Given records
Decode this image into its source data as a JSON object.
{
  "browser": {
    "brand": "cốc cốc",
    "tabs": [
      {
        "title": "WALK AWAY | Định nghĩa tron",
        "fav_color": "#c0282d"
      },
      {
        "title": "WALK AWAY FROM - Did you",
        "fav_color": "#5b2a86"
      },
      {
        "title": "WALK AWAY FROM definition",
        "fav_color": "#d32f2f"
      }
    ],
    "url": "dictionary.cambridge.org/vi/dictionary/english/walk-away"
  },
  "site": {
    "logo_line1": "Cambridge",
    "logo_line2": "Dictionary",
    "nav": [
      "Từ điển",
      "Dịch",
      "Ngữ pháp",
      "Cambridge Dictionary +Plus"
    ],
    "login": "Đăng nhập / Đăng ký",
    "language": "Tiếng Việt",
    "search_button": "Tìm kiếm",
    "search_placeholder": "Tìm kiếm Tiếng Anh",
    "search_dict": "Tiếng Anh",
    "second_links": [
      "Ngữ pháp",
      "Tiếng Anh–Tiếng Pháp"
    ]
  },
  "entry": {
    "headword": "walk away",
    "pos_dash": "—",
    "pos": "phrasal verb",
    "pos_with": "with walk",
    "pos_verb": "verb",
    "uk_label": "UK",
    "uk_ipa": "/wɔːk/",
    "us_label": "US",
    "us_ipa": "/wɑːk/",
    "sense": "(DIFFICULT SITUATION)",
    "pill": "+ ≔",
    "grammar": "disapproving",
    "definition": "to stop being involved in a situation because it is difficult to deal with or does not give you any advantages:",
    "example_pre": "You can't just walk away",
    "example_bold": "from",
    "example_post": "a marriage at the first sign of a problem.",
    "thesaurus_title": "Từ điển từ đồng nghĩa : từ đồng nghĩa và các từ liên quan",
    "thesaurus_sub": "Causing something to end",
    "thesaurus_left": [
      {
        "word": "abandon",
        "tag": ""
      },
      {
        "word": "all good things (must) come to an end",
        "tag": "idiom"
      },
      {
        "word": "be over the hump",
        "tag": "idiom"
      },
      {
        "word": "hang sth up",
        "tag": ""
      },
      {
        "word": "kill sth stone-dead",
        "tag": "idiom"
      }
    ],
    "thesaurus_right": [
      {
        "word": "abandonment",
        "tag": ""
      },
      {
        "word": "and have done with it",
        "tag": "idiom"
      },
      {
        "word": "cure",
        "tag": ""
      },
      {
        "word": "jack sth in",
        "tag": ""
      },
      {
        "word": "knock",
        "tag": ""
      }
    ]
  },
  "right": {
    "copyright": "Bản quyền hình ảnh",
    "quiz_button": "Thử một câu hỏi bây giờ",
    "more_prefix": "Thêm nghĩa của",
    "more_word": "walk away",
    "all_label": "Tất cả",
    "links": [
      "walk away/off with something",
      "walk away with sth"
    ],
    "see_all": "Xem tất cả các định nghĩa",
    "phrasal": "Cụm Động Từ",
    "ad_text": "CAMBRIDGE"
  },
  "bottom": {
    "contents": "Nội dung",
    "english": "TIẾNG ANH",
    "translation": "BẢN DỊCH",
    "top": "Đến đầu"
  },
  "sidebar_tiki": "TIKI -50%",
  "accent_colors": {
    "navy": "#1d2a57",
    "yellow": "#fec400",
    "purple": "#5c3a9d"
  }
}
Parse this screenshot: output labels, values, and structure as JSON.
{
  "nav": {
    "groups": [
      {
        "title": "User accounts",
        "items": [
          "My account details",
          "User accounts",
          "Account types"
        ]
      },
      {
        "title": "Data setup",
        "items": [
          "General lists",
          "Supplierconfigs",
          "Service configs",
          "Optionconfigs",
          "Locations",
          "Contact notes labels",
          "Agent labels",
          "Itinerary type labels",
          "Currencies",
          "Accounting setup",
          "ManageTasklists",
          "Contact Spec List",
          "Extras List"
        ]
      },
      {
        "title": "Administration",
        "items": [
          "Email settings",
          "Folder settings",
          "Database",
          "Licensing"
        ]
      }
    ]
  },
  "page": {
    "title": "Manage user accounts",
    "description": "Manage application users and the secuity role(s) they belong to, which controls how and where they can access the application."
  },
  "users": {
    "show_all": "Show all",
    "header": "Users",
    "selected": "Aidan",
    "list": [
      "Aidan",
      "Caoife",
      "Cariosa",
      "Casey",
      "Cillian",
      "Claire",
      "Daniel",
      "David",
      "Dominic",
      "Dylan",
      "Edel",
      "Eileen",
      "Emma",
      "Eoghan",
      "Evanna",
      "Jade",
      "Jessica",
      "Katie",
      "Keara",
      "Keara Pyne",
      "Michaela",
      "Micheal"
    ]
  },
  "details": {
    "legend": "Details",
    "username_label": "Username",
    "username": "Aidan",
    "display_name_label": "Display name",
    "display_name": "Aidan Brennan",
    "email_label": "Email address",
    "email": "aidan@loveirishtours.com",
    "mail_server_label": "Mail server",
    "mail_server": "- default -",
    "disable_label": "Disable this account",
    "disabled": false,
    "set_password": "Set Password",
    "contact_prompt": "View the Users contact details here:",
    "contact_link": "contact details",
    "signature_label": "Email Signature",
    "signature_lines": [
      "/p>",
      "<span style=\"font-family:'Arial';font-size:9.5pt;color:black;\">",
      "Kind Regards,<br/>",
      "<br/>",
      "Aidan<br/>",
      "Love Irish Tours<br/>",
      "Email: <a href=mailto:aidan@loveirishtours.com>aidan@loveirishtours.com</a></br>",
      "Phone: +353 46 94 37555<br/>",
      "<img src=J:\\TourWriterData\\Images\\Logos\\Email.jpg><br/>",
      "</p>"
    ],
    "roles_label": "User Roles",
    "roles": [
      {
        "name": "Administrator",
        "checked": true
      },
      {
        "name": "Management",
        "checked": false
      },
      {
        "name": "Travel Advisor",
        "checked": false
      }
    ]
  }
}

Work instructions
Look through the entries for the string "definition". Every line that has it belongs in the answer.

Answer to the problem
        "title": "WALK AWAY FROM definition",
    "definition": "to stop being involved in a situation because it is difficult to deal with or does not give you any advantages:",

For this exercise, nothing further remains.